The advertising industry in this region has plenty to shout about when it comes to gender diversity. We recently interviewed a number of female executives for our annual Women in Advertising issue and there were lots of positive comments about the progress being made.
But no-one will deny there is a lot more work to do in leveling the playing field. We will be publishing these interviews online at Campaign Middle East and in our September issue.
Rebecca Amey, Managing Director, Jack Morton MENAT
Do you think the industry has become more inclusive?
In certain areas, the industry has become more inclusive, and in other areas, there’s more work to be done. For example, the relationship between agency and client has become more inclusive with gender-equal engagement opportunities and open discussions around inclusivity on teams.
Senior female involvement and interaction at the C-Suite level are accepted and encouraged, and no longer require a senior-level agency male to also be present.
Meanwhile, on the agency-to-agency side, it feels like there’s a noticeable difference in inclusivity where female creative, business strategy and general input aren’t always so openly welcomed. From an agency holding company perspective, the landscape is definitely changing, but more real action is required to improve diverse and inclusive representation at the senior level.
To increase representation for all DEI groups (not just women), there has to be more effort to build collective accountability, drive employee advocacy and more mutual respect. Our industry has the power to engage people across the region and around the world.
We have a responsibility to create a safe environment where inclusivity is genuinely offered, and everyone can bring their authentic selves to work, express their opinions and have an equal opportunity to achieve their career ambitions.
What has been your high and low point as a woman in advertising?
High: Leading the Middle East region for Jack Morton, a global brand experience agency. Through an entrepreneurial approach, my team and I managed to grow the business and create unique, bold and innovative experiences across the region.
Top highlights so far include launching the Louvre Abu Dhabi, being adidas’ lead brand activation agency for the FIFA World Cup sponsorship activations; being the strategic and brand experience partner for ENOC, Siemens and Talabat at Expo 2020 Dubai; and leading strategic programming for the KSA Pavilion at Expo 2020 Dubai. I’m extremely proud of my team and myself for these extraordinary achievements.
Low: Having to often fight for career and growth opportunities in the industry. Which in turn has made me even more resilient, determined to succeed and ensure that others, both female and male, have my full support and are championed.
What advice would you give to women starting out in the industry?
Go after what you want, and don’t question yourself or your ability. Be curious and raise your hand to take on projects and activities that will challenge you; feeling a bit uncomfortable is a good thing.

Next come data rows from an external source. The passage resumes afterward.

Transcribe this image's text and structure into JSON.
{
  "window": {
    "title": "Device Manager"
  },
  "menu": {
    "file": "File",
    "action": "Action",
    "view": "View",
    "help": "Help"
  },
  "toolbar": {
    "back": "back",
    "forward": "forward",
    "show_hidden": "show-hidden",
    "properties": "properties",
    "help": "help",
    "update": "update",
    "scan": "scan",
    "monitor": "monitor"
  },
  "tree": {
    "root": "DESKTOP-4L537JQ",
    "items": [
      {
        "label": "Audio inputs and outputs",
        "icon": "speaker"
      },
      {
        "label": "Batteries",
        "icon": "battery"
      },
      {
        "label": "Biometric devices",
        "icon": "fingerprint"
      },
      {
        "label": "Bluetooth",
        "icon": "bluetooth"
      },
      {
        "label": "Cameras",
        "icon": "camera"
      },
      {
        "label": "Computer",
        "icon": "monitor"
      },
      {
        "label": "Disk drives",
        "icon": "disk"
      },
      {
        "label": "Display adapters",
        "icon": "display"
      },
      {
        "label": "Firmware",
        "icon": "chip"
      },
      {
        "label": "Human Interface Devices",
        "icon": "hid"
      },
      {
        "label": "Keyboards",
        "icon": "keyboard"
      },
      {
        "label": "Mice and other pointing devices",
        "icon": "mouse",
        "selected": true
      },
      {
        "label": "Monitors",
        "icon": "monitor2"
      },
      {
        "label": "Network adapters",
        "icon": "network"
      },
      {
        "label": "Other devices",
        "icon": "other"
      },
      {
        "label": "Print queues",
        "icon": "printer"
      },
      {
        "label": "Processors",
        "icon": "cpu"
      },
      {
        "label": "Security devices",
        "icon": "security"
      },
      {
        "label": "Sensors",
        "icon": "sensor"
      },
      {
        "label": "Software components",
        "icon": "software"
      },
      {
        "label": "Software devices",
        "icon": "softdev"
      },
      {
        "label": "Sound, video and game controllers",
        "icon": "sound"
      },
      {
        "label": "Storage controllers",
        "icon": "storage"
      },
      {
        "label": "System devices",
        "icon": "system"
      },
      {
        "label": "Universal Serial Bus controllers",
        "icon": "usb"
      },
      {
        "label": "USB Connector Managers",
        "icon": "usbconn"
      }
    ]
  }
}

Seek out mentors for advice, guidance or to just open doors.
If an experience or interaction doesn’t feel right, speak up and raise it, don’t brush it under the carpet. A male colleague once said to me that I always have a superhero cape, and call out or fix disrespectful behaviour, an unjust situation or unfair representation when I see it.
As a classic female reaction, at the time, I took it as a criticism. But then upon self-reflection of why I felt that way, I realised I’m okay with that description as I understand the root trigger originates from my own career experience.
I will always stand up for someone, male or female, or a situation if I believe it is wrong or misrepresented, as I wasn’t always fortunate to have someone do the same for me during my career.
“Be curious and raise your hand to take on projects and activities that will challenge you. Feeling a bit uncomfortable is a good thing”
What message would you like to give men in advertising?
I don’t want to group all men under one blanket message. 95 per cent of men in our industry are great partners and collaborators. For the 5 per cent who still undermine women’s input, take the glory for our achievements or withhold information to retain control, I would try to understand their behaviour through their character make-up and psychology.
I would say to them; to be a better role model, play nicer, collaborate even when there’s minimal in it for you and be generous with sharing information. This will lead to a far more rewarding experience for all.
What more can be done to support the growth of women in the industry?
Audit and review existing senior leadership structures to see if they are still relevant and fit for the purpose and structure of today’s business. The models that worked 5 or 10 years ago are not the success stories of today.
More mentoring programmes and opportunities for women with women and men. Keep talking with women in the industry to see what’s working, what’s had a relapse and needs a reboot, and where there are still challenges.
Create action plans, don’t just talk about it, do it, prioritise it. Otherwise, those women will find another agency or brand, that will value them and support them to achieve their ambitions.